START RECORDS SHOWN

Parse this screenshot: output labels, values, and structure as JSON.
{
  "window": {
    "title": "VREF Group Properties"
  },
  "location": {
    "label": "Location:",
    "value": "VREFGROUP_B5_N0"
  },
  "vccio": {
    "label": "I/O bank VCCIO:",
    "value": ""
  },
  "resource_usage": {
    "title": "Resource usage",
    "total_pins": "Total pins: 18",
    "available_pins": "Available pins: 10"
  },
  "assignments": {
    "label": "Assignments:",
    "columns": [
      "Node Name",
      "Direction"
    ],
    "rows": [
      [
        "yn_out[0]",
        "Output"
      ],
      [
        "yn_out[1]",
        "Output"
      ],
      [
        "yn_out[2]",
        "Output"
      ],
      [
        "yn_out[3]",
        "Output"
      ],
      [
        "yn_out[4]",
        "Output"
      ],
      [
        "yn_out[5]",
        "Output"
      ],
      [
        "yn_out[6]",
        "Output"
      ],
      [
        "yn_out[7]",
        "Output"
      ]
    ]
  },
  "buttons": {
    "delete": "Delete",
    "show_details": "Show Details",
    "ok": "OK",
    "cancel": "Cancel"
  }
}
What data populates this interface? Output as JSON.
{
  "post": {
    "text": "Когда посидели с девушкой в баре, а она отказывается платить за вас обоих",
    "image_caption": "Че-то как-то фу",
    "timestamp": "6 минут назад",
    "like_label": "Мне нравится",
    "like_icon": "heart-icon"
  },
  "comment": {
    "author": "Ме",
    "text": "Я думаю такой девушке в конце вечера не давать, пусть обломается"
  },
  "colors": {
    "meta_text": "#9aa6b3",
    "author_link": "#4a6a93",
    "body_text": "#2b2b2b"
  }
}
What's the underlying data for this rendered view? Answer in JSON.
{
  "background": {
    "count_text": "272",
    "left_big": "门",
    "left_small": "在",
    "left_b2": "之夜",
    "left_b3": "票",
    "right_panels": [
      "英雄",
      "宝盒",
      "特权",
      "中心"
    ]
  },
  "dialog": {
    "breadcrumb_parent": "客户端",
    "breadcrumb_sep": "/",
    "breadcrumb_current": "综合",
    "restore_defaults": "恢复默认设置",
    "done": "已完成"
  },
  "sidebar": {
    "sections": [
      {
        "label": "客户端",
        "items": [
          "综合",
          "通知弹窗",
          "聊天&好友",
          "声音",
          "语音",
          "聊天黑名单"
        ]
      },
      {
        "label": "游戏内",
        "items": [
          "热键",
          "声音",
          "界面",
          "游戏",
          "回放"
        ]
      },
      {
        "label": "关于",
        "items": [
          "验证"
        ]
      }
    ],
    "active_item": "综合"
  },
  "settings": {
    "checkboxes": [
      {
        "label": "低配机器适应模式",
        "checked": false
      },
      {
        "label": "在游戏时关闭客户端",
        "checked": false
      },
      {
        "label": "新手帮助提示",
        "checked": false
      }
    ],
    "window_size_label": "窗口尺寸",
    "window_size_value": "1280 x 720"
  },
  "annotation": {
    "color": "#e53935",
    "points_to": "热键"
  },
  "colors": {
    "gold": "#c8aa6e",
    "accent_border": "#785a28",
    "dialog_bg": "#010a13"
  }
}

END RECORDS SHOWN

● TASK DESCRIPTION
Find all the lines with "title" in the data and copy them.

● RESULT FOR THIS EXERCISE
    "title": "VREF Group Properties"
    "title": "Resource usage",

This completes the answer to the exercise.